_REQUIREMENT_
Filter the records below for the word "term". Keep each line that has it.

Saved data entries
:::

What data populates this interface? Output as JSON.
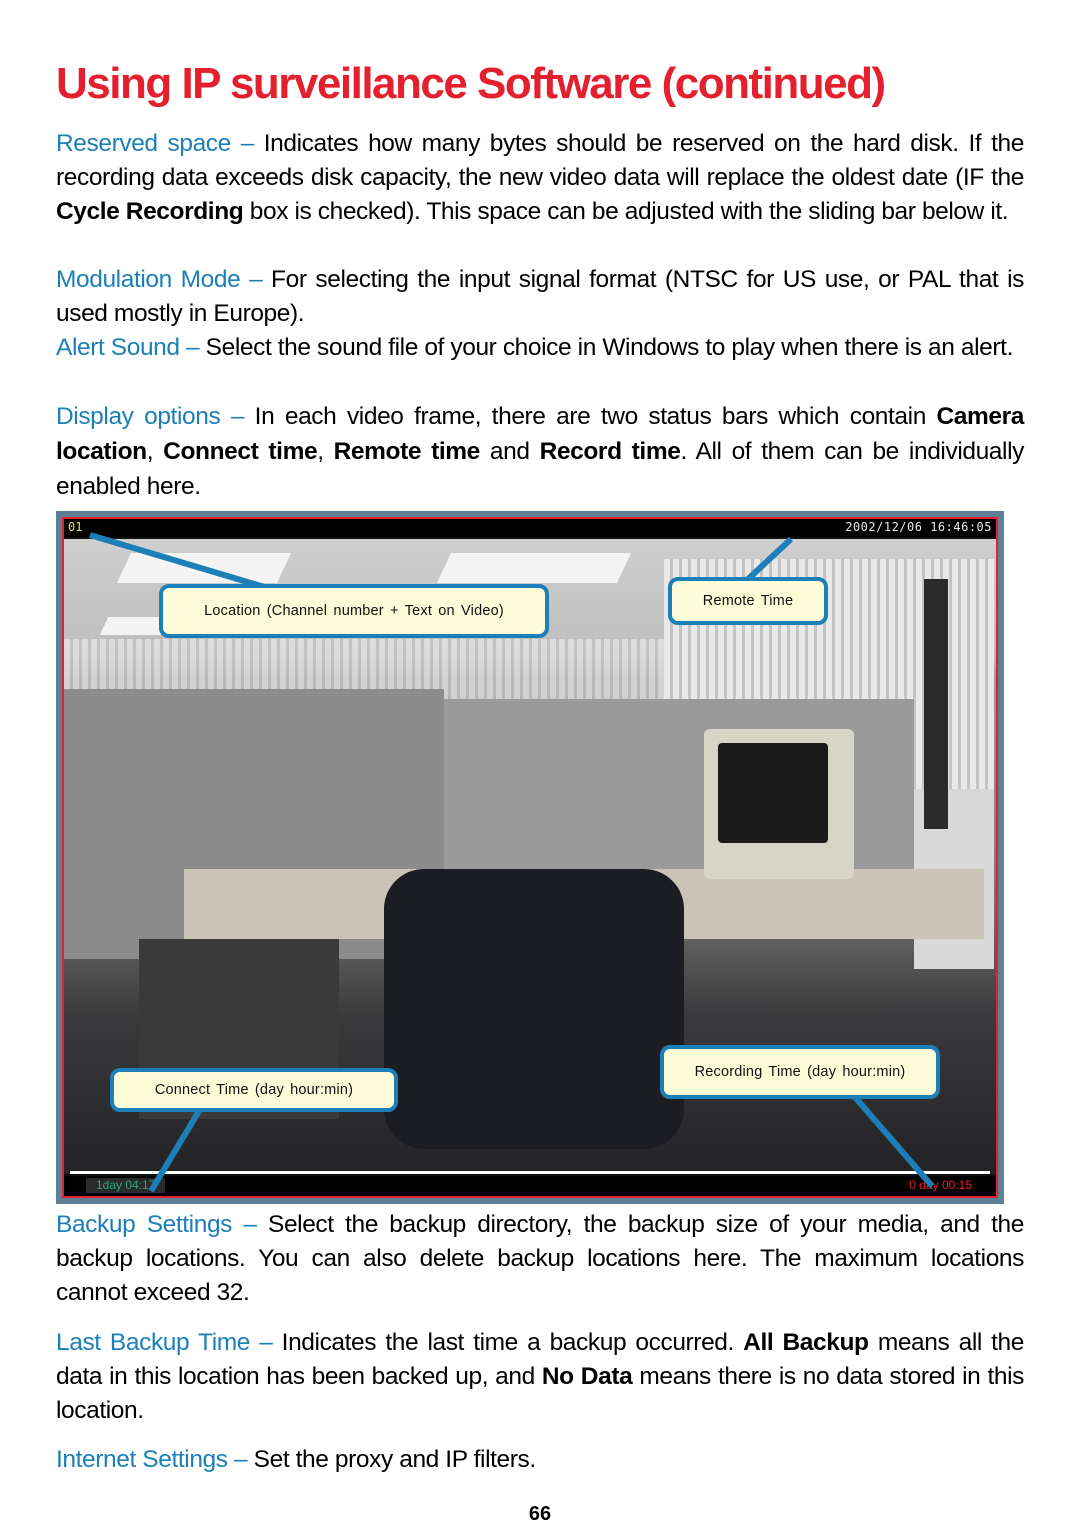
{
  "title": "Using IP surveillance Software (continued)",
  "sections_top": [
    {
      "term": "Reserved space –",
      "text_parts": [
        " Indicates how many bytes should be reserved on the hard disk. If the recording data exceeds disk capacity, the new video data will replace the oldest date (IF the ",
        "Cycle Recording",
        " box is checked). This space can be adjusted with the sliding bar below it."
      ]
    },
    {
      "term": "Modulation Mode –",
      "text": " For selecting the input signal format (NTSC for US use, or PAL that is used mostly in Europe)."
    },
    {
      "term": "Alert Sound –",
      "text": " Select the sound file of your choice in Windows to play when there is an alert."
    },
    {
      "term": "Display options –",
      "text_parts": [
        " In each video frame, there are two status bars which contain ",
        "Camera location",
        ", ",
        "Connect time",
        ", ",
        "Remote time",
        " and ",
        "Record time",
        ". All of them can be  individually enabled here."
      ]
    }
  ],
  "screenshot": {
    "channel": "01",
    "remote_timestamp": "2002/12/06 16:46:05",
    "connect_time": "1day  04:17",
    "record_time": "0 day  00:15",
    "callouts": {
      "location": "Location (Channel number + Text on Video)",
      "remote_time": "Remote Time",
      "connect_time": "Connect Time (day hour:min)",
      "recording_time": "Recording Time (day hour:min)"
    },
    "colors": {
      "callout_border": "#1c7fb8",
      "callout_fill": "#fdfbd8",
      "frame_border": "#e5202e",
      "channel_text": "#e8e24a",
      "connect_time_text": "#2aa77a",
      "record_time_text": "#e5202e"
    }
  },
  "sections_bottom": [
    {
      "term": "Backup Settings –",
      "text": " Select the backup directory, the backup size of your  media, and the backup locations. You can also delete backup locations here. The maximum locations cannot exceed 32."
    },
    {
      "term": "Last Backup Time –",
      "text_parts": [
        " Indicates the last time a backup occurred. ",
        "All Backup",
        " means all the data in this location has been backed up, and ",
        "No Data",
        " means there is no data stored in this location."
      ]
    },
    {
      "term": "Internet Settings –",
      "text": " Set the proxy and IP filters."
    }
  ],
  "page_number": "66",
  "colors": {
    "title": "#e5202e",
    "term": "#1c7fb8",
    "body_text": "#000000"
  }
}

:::

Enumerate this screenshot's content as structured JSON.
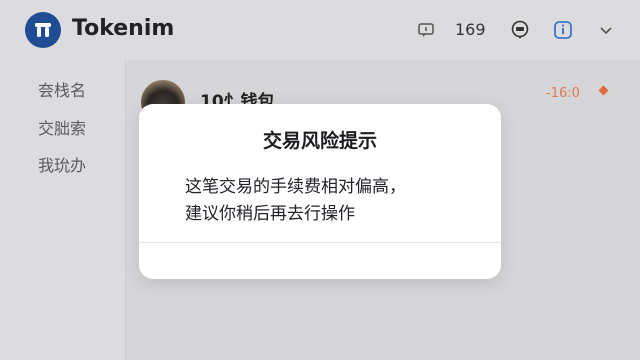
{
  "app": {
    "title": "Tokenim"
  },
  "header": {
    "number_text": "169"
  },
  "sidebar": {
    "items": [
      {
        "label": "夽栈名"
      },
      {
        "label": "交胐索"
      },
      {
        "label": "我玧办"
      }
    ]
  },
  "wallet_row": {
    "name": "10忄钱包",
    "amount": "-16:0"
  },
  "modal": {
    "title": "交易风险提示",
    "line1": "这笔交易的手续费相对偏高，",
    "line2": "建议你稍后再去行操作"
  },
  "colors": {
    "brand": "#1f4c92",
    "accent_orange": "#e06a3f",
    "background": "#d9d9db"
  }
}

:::

_SOLUTION TO THE PROBLEM_
      "term": "Reserved space –",
      "term": "Modulation Mode –",
      "term": "Alert Sound –",
      "term": "Display options –",
      "term": "Backup Settings –",
      "term": "Last Backup Time –",
      "term": "Internet Settings –",
    "term": "#1c7fb8",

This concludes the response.